[Recorded information Boundary: Start]

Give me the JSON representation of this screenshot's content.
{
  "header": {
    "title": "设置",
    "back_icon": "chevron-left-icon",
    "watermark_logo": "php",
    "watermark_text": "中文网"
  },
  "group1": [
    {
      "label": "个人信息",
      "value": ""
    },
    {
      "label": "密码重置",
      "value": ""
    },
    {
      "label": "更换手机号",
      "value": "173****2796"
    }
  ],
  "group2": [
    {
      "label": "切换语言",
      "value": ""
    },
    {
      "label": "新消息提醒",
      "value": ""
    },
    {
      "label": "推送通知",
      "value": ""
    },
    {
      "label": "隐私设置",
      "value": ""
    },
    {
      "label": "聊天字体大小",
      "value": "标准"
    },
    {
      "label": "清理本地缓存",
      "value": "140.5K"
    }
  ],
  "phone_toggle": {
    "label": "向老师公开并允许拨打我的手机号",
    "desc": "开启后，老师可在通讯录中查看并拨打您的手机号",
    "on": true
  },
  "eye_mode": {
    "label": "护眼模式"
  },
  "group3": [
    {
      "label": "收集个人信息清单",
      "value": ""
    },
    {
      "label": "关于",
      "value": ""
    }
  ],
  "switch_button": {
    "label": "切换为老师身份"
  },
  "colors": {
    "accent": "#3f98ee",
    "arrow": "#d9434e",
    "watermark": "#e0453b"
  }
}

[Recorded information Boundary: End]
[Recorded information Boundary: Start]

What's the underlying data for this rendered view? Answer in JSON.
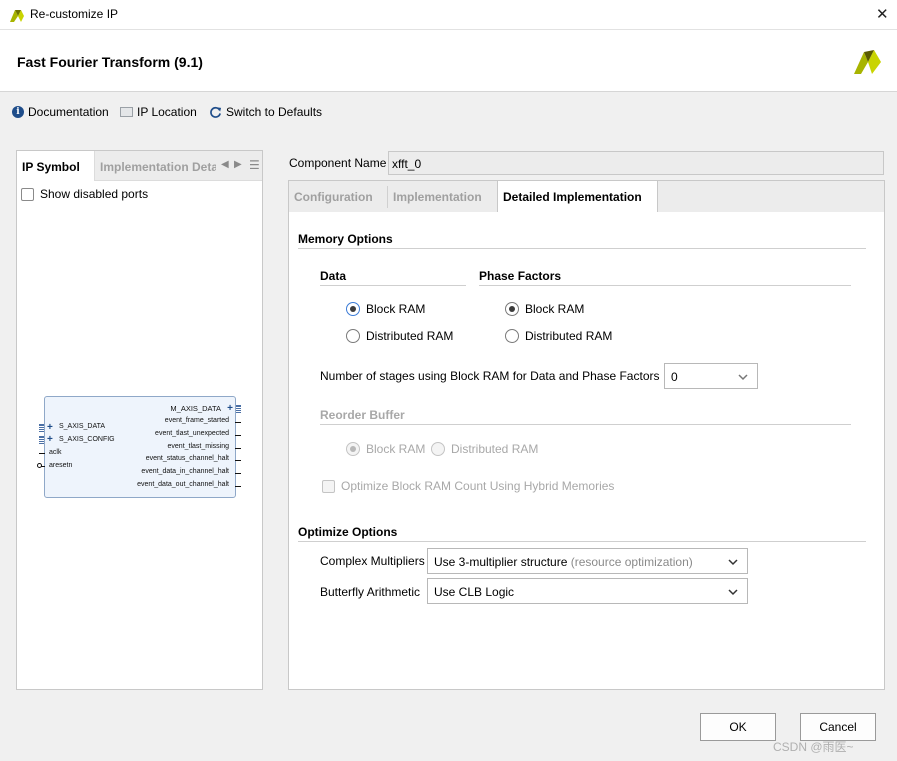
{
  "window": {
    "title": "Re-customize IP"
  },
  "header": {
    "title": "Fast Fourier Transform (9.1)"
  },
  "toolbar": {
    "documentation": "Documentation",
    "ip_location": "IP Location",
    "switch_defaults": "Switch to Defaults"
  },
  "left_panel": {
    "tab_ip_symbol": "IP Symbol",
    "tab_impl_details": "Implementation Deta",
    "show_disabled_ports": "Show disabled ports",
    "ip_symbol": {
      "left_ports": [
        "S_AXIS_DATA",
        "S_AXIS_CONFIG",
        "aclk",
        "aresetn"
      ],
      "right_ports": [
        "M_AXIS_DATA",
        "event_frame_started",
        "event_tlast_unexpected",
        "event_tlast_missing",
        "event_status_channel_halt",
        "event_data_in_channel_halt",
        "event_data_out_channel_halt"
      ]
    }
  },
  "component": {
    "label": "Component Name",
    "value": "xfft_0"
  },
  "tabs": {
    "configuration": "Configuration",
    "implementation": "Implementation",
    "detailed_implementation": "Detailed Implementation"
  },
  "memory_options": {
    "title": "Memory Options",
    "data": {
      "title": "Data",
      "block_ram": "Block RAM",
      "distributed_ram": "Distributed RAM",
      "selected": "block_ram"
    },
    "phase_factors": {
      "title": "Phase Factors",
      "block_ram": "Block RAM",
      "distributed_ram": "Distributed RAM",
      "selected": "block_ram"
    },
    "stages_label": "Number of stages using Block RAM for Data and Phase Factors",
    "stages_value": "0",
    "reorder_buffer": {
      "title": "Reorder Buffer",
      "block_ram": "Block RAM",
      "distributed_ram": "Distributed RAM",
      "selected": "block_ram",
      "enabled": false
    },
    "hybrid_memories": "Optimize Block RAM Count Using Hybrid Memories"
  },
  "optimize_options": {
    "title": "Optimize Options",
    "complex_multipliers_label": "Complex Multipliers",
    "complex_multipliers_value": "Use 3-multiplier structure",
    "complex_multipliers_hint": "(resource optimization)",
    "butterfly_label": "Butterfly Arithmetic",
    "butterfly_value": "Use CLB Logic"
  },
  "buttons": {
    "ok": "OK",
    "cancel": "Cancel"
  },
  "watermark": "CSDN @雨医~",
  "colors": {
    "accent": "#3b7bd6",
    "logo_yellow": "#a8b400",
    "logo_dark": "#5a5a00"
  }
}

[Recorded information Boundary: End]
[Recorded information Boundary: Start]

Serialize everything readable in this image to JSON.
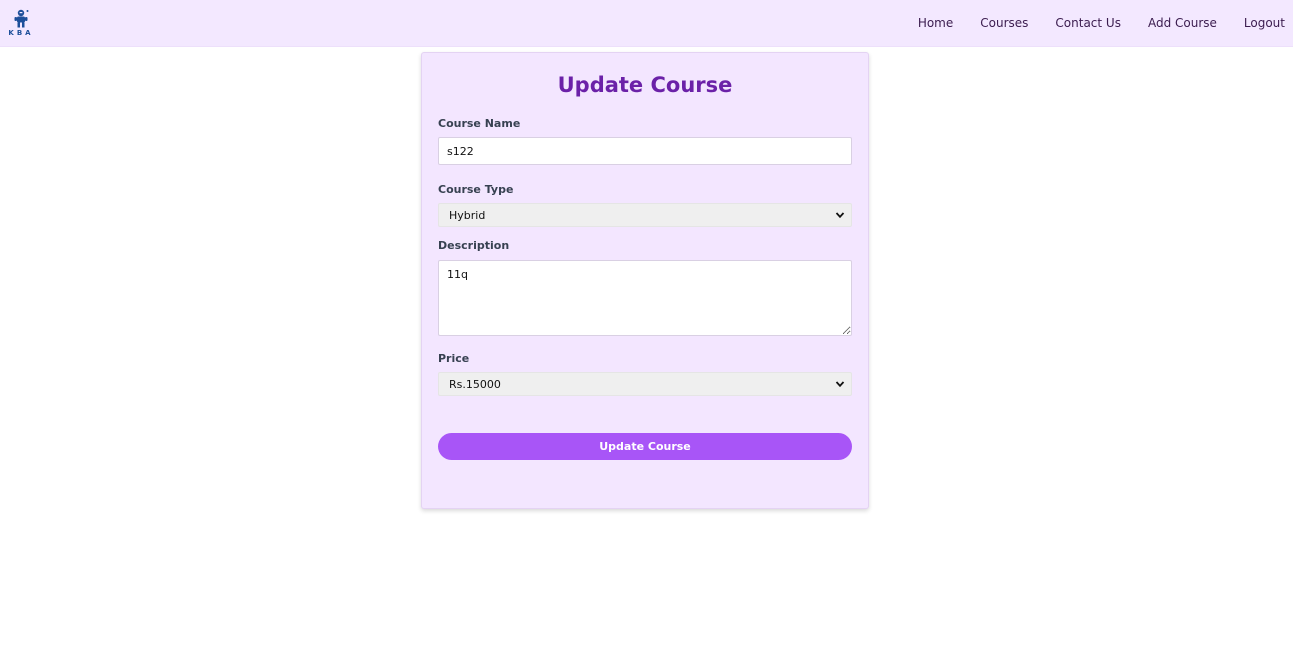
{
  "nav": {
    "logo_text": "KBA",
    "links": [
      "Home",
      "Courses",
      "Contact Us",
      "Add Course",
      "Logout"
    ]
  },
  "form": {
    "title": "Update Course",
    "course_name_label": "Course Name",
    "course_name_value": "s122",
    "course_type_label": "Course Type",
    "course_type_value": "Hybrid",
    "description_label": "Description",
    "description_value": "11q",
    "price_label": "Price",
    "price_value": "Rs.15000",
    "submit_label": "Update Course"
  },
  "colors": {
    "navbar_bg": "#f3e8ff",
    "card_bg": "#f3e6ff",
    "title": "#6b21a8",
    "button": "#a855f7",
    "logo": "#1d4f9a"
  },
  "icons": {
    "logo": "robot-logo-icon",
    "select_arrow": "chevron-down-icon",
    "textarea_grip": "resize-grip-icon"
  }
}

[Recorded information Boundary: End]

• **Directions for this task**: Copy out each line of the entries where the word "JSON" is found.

• **Output of the exercise**:
Give me the JSON representation of this screenshot's content.
What's the underlying data for this rendered view? Answer in JSON.
Serialize everything readable in this image to JSON.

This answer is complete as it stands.